Characteristics of myocarditis and pericarditis cases occurring after vaccination
Among exposed cases, the delay between administration of the vaccine and hospitalization (Fig. S2) was shorter after the second dose than after the first dose, both for myocarditis (median of 4 days versus 10 days after the BNT162b2 vaccine and of 3.5 days versus 9 days after the mRNA-1273 vaccine) and for pericarditis (median of 6 days versus 10 days after the BNT162b2 vaccine and of 3 days versus 11 days after the mRNA-1273 vaccine).

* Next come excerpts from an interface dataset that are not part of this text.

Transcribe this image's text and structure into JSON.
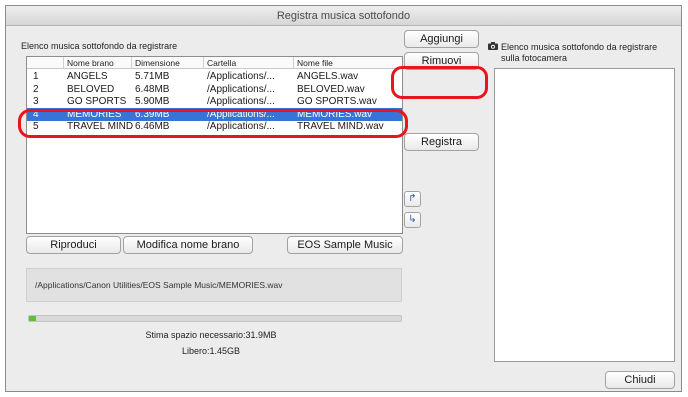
{
  "window": {
    "title": "Registra musica sottofondo"
  },
  "list_section": {
    "label": "Elenco musica sottofondo da registrare",
    "columns": [
      "",
      "Nome brano",
      "Dimensione",
      "Cartella",
      "Nome file"
    ],
    "rows": [
      {
        "num": "1",
        "title": "ANGELS",
        "size": "5.71MB",
        "folder": "/Applications/...",
        "file": "ANGELS.wav"
      },
      {
        "num": "2",
        "title": "BELOVED",
        "size": "6.48MB",
        "folder": "/Applications/...",
        "file": "BELOVED.wav"
      },
      {
        "num": "3",
        "title": "GO SPORTS",
        "size": "5.90MB",
        "folder": "/Applications/...",
        "file": "GO SPORTS.wav"
      },
      {
        "num": "4",
        "title": "MEMORIES",
        "size": "6.39MB",
        "folder": "/Applications/...",
        "file": "MEMORIES.wav"
      },
      {
        "num": "5",
        "title": "TRAVEL MIND",
        "size": "6.46MB",
        "folder": "/Applications/...",
        "file": "TRAVEL MIND.wav"
      }
    ],
    "selected_index": 3
  },
  "buttons": {
    "add": "Aggiungi",
    "remove": "Rimuovi",
    "register": "Registra",
    "play": "Riproduci",
    "edit_title": "Modifica nome brano",
    "eos_sample": "EOS Sample Music",
    "close": "Chiudi"
  },
  "icons": {
    "move_up": "move-up-icon",
    "move_down": "move-down-icon",
    "camera": "camera-icon"
  },
  "path_display": "/Applications/Canon Utilities/EOS Sample Music/MEMORIES.wav",
  "progress": {
    "fraction": 0.02,
    "color": "#5fbf3d"
  },
  "space": {
    "needed": "Stima spazio necessario:31.9MB",
    "free": "Libero:1.45GB"
  },
  "camera_section": {
    "label_line1": "Elenco musica sottofondo da registrare",
    "label_line2": "sulla fotocamera"
  },
  "colors": {
    "selection": "#3874d8",
    "highlight": "#e8141e"
  }
}
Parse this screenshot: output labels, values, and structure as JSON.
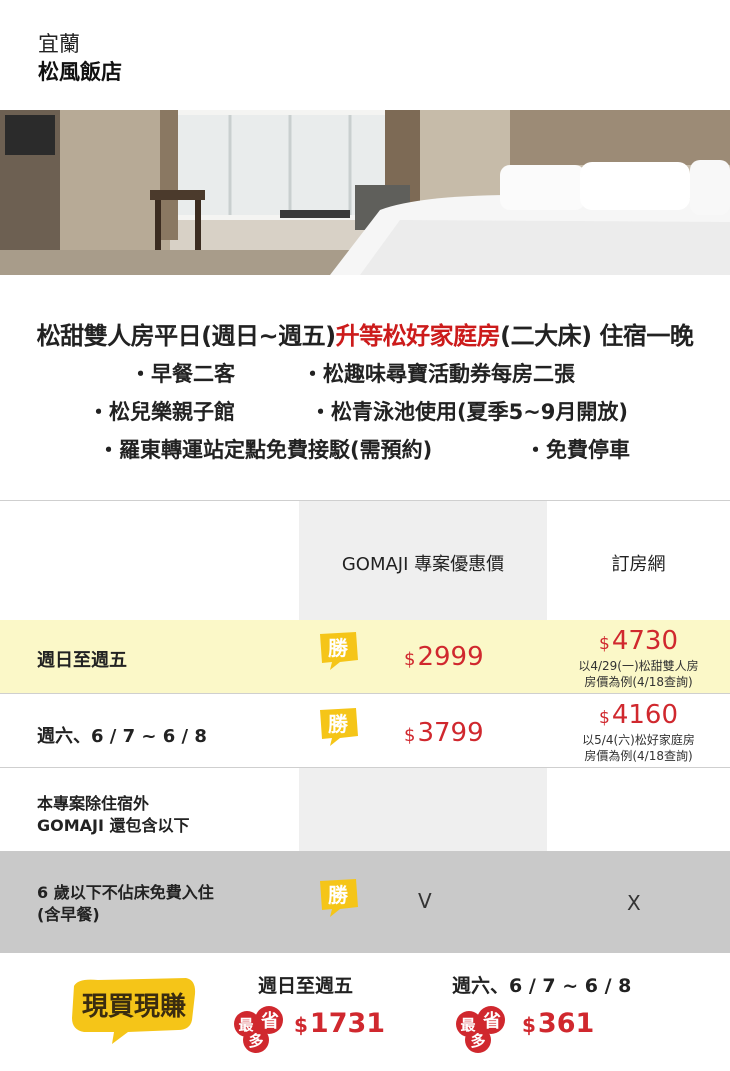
{
  "header": {
    "region": "宜蘭",
    "hotel_name": "松風飯店"
  },
  "photo": {
    "icon": "hotel-room-photo"
  },
  "offer": {
    "headline_part1": "松甜雙人房平日(週日~週五)",
    "headline_upgrade": "升等松好家庭房",
    "headline_part2": "(二大床)  住宿一晚",
    "features_row1": [
      "・早餐二客",
      "・松趣味尋寶活動券每房二張"
    ],
    "features_row2": [
      "・松兒樂親子館",
      "・松青泳池使用(夏季5~9月開放)"
    ],
    "features_row3": [
      "・羅東轉運站定點免費接駁(需預約)",
      "・免費停車"
    ]
  },
  "table": {
    "col_gomaji": "GOMAJI 專案優惠價",
    "col_booking": "訂房網",
    "win_badge_text": "勝",
    "currency": "$",
    "rows": [
      {
        "label": "週日至週五",
        "gomaji_price": "2999",
        "booking_price": "4730",
        "booking_note1": "以4/29(一)松甜雙人房",
        "booking_note2": "房價為例(4/18查詢)"
      },
      {
        "label": "週六、6 / 7 ~ 6 / 8",
        "gomaji_price": "3799",
        "booking_price": "4160",
        "booking_note1": "以5/4(六)松好家庭房",
        "booking_note2": "房價為例(4/18查詢)"
      }
    ],
    "extra_label_line1": "本專案除住宿外",
    "extra_label_line2": "GOMAJI 還包含以下",
    "child_label_line1": "6 歲以下不佔床免費入住",
    "child_label_line2": "(含早餐)",
    "child_gomaji": "V",
    "child_booking": "X"
  },
  "footer": {
    "slogan": "現買現賺",
    "save_badge_chars": [
      "最",
      "省",
      "多"
    ],
    "weekday_title": "週日至週五",
    "weekday_save": "1731",
    "weekend_title": "週六、6 / 7 ~ 6 / 8",
    "weekend_save": "361"
  },
  "colors": {
    "accent_red": "#d0282e",
    "highlight_row": "#fbf8c8",
    "grey_row": "#c9c9c9",
    "badge_yellow": "#f5c518"
  }
}
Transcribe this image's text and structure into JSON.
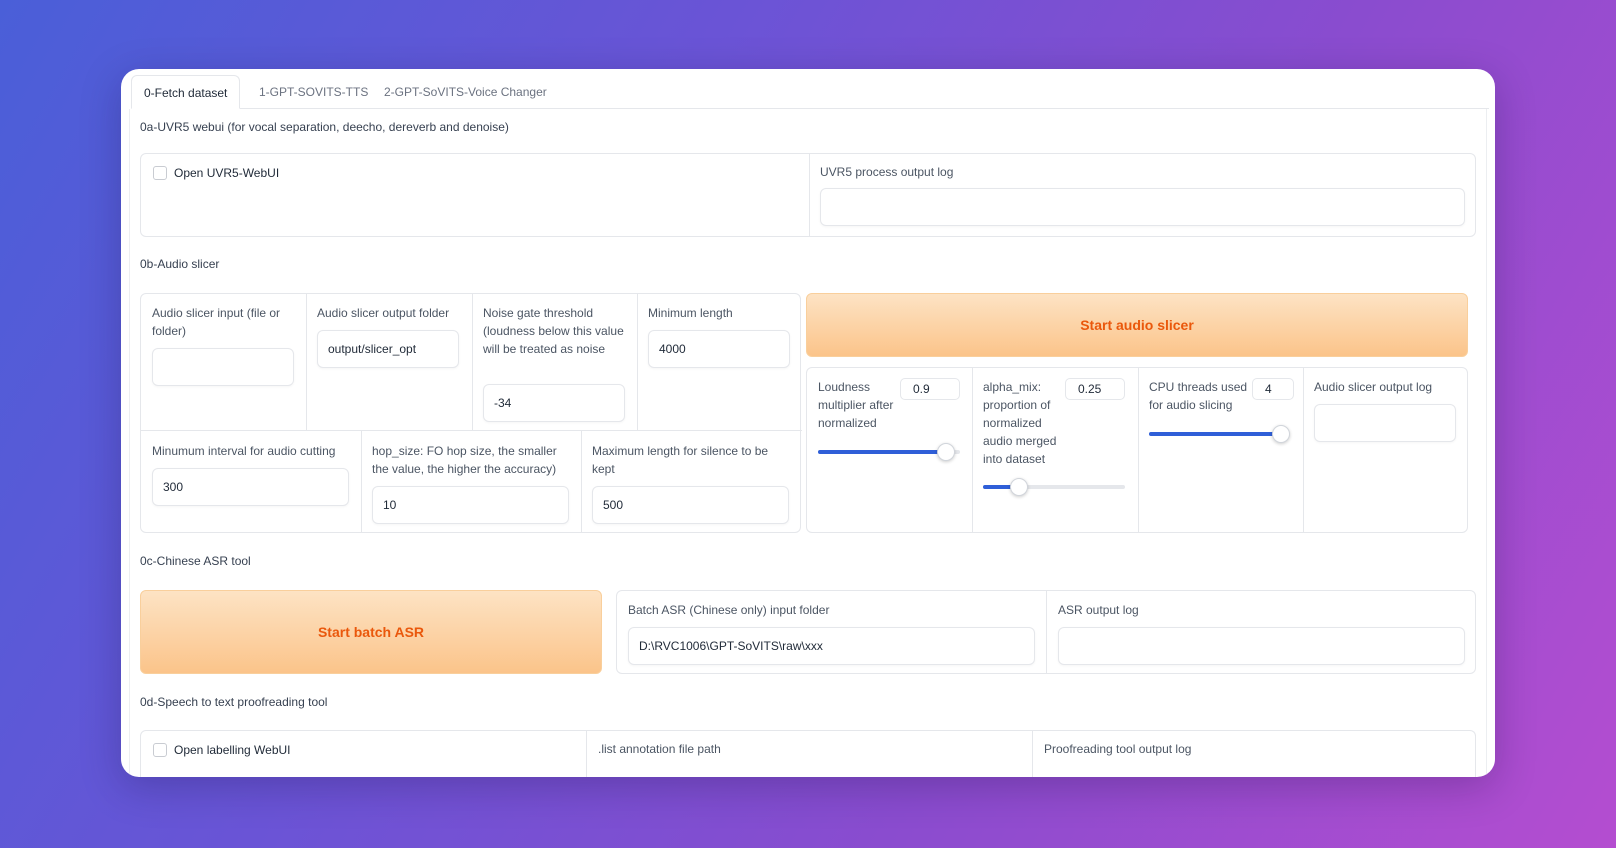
{
  "tabs": [
    {
      "label": "0-Fetch dataset"
    },
    {
      "label": "1-GPT-SOVITS-TTS"
    },
    {
      "label": "2-GPT-SoVITS-Voice Changer"
    }
  ],
  "uvr5": {
    "title": "0a-UVR5 webui (for vocal separation, deecho, dereverb and denoise)",
    "checkbox_label": "Open UVR5-WebUI",
    "log_label": "UVR5 process output log",
    "log_value": ""
  },
  "slicer": {
    "title": "0b-Audio slicer",
    "input_label": "Audio slicer input (file or folder)",
    "input_value": "",
    "output_folder_label": "Audio slicer output folder",
    "output_folder_value": "output/slicer_opt",
    "threshold_label": "Noise gate threshold (loudness below this value will be treated as noise",
    "threshold_value": "-34",
    "min_length_label": "Minimum length",
    "min_length_value": "4000",
    "min_interval_label": "Minumum interval for audio cutting",
    "min_interval_value": "300",
    "hop_size_label": "hop_size: FO hop size, the smaller the value, the higher the accuracy)",
    "hop_size_value": "10",
    "max_sil_label": "Maximum length for silence to be kept",
    "max_sil_value": "500",
    "start_button": "Start audio slicer",
    "loudness_label": "Loudness multiplier after normalized",
    "loudness_value": "0.9",
    "loudness_fraction": 0.9,
    "alpha_label": "alpha_mix: proportion of normalized audio merged into dataset",
    "alpha_value": "0.25",
    "alpha_fraction": 0.25,
    "threads_label": "CPU threads used for audio slicing",
    "threads_value": "4",
    "threads_fraction": 1.0,
    "log_label": "Audio slicer output log",
    "log_value": ""
  },
  "asr": {
    "title": "0c-Chinese ASR tool",
    "start_button": "Start batch ASR",
    "input_label": "Batch ASR (Chinese only) input folder",
    "input_value": "D:\\RVC1006\\GPT-SoVITS\\raw\\xxx",
    "log_label": "ASR output log",
    "log_value": ""
  },
  "proof": {
    "title": "0d-Speech to text proofreading tool",
    "checkbox_label": "Open labelling WebUI",
    "list_label": ".list annotation file path",
    "log_label": "Proofreading tool output log"
  },
  "colors": {
    "accent_blue": "#2f5fd8",
    "button_orange_text": "#ea580c"
  }
}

Table 3 shows the characteristics of cases acquired within 7 days of vaccination (deemed post-vaccination cases) compared to those acquired within a larger delay or in the absence of vaccination. Post-vaccination cases were significantly younger (predominantly in 18 to 24 years), more frequently concerned males for myocarditis but not for pericarditis, and without a history of myocarditis or pericarditis, respectively, or of SARS-CoV-2 infection. The lengths of hospital stay were not significantly different in post-vaccination cases of myocarditis (median 4 days) and pericarditis (median 2 days) than in unexposed cases. The frequency of admission in intensive care unit, mechanical ventilation or death was lower for post-vaccination cases than for unexposed cases. After a follow-up of 30 days after discharge, 4 (0.24%) deaths among cases of myocarditis (none among exposed to vaccine) and 5 (0.31%) deaths among cases of pericarditis (including one patient having received a vaccine 8 to 21 days prior to the diagnosis) were reported. Of those, 3 and 2 died during their hospital stay for myocarditis and pericarditis, respectively.
Drug treatments within 30 days after hospital discharge are presented in Figs. S3 and S4. Regardless of the vaccination status, the therapeutic classes most frequently used during the follow-up of myocarditis cases included beta blocking agents (63% of patients), analgesics (52%) and agents acting on the renin−angiotensin system (46%). The corresponding treatments of pericarditis cases were analgesics (83%), colchicine (69%) and beta blocking agents (14%) (Fig. S4).